[Website and app data records]
*** Begin section ***

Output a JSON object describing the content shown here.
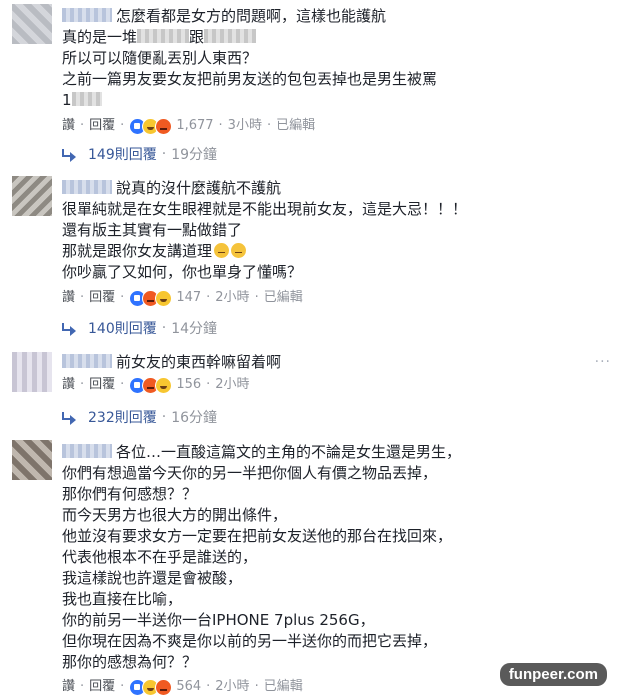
{
  "comments": [
    {
      "lines": [
        "怎麼看都是女方的問題啊，這樣也能護航",
        "真的是一堆",
        "跟",
        "所以可以隨便亂丟別人東西？",
        "之前一篇男友要女友把前男友送的包包丟掉也是男生被罵",
        "1"
      ],
      "like_label": "讚",
      "reply_label": "回覆",
      "reaction_count": "1,677",
      "time": "3小時",
      "edited": "已編輯",
      "replies_link": "149則回覆",
      "replies_time": "19分鐘"
    },
    {
      "lines": [
        "說真的沒什麼護航不護航",
        "很單純就是在女生眼裡就是不能出現前女友，這是大忌！！！",
        "還有版主其實有一點做錯了",
        "那就是跟你女友講道理",
        "你吵贏了又如何，你也單身了懂嗎？"
      ],
      "like_label": "讚",
      "reply_label": "回覆",
      "reaction_count": "147",
      "time": "2小時",
      "edited": "已編輯",
      "replies_link": "140則回覆",
      "replies_time": "14分鐘"
    },
    {
      "lines": [
        "前女友的東西幹嘛留着啊"
      ],
      "like_label": "讚",
      "reply_label": "回覆",
      "reaction_count": "156",
      "time": "2小時",
      "replies_link": "232則回覆",
      "replies_time": "16分鐘",
      "menu": "···"
    },
    {
      "lines": [
        "各位…一直酸這篇文的主角的不論是女生還是男生，",
        "你們有想過當今天你的另一半把你個人有價之物品丟掉，",
        "那你們有何感想？？",
        "而今天男方也很大方的開出條件，",
        "他並沒有要求女方一定要在把前女友送他的那台在找回來，",
        "代表他根本不在乎是誰送的，",
        "我這樣說也許還是會被酸，",
        "我也直接在比喻，",
        "你的前另一半送你一台IPHONE 7plus 256G，",
        "但你現在因為不爽是你以前的另一半送你的而把它丟掉，",
        "那你的感想為何？？"
      ],
      "like_label": "讚",
      "reply_label": "回覆",
      "reaction_count": "564",
      "time": "2小時",
      "edited": "已編輯"
    }
  ],
  "watermark": "funpeer.com",
  "icons": {
    "reaction_like": "like-reaction-icon",
    "reaction_haha": "haha-reaction-icon",
    "reaction_angry": "angry-reaction-icon",
    "reply_arrow": "reply-arrow-icon",
    "avatar": "avatar"
  }
}
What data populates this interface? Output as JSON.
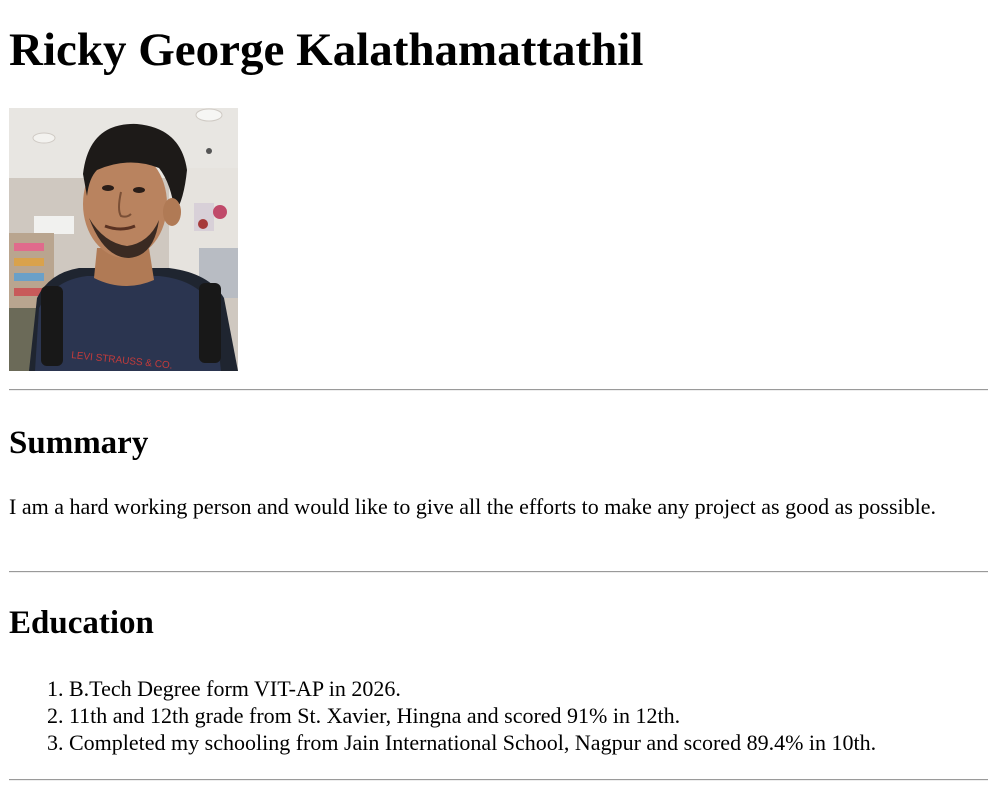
{
  "header": {
    "name": "Ricky George Kalathamattathil"
  },
  "photo": {
    "alt": "Ricky George Kalathamattathil",
    "shirt_text": "LEVI STRAUSS & CO."
  },
  "summary": {
    "heading": "Summary",
    "text": "I am a hard working person and would like to give all the efforts to make any project as good as possible."
  },
  "education": {
    "heading": "Education",
    "items": [
      "B.Tech Degree form VIT-AP in 2026.",
      "11th and 12th grade from St. Xavier, Hingna and scored 91% in 12th.",
      "Completed my schooling from Jain International School, Nagpur and scored 89.4% in 10th."
    ]
  }
}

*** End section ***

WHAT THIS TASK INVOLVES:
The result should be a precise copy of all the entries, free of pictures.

REPLY:
Output a JSON object describing the content shown here.
{
  "comments": [
    {
      "lines": [
        "怎麼看都是女方的問題啊，這樣也能護航",
        "真的是一堆",
        "跟",
        "所以可以隨便亂丟別人東西？",
        "之前一篇男友要女友把前男友送的包包丟掉也是男生被罵",
        "1"
      ],
      "like_label": "讚",
      "reply_label": "回覆",
      "reaction_count": "1,677",
      "time": "3小時",
      "edited": "已編輯",
      "replies_link": "149則回覆",
      "replies_time": "19分鐘"
    },
    {
      "lines": [
        "說真的沒什麼護航不護航",
        "很單純就是在女生眼裡就是不能出現前女友，這是大忌！！！",
        "還有版主其實有一點做錯了",
        "那就是跟你女友講道理",
        "你吵贏了又如何，你也單身了懂嗎？"
      ],
      "like_label": "讚",
      "reply_label": "回覆",
      "reaction_count": "147",
      "time": "2小時",
      "edited": "已編輯",
      "replies_link": "140則回覆",
      "replies_time": "14分鐘"
    },
    {
      "lines": [
        "前女友的東西幹嘛留着啊"
      ],
      "like_label": "讚",
      "reply_label": "回覆",
      "reaction_count": "156",
      "time": "2小時",
      "replies_link": "232則回覆",
      "replies_time": "16分鐘",
      "menu": "···"
    },
    {
      "lines": [
        "各位…一直酸這篇文的主角的不論是女生還是男生，",
        "你們有想過當今天你的另一半把你個人有價之物品丟掉，",
        "那你們有何感想？？",
        "而今天男方也很大方的開出條件，",
        "他並沒有要求女方一定要在把前女友送他的那台在找回來，",
        "代表他根本不在乎是誰送的，",
        "我這樣說也許還是會被酸，",
        "我也直接在比喻，",
        "你的前另一半送你一台IPHONE 7plus 256G，",
        "但你現在因為不爽是你以前的另一半送你的而把它丟掉，",
        "那你的感想為何？？"
      ],
      "like_label": "讚",
      "reply_label": "回覆",
      "reaction_count": "564",
      "time": "2小時",
      "edited": "已編輯"
    }
  ],
  "watermark": "funpeer.com",
  "icons": {
    "reaction_like": "like-reaction-icon",
    "reaction_haha": "haha-reaction-icon",
    "reaction_angry": "angry-reaction-icon",
    "reply_arrow": "reply-arrow-icon",
    "avatar": "avatar"
  }
}
What data populates this interface? Output as JSON.
{
  "header": {
    "name": "Ricky George Kalathamattathil"
  },
  "photo": {
    "alt": "Ricky George Kalathamattathil",
    "shirt_text": "LEVI STRAUSS & CO."
  },
  "summary": {
    "heading": "Summary",
    "text": "I am a hard working person and would like to give all the efforts to make any project as good as possible."
  },
  "education": {
    "heading": "Education",
    "items": [
      "B.Tech Degree form VIT-AP in 2026.",
      "11th and 12th grade from St. Xavier, Hingna and scored 91% in 12th.",
      "Completed my schooling from Jain International School, Nagpur and scored 89.4% in 10th."
    ]
  }
}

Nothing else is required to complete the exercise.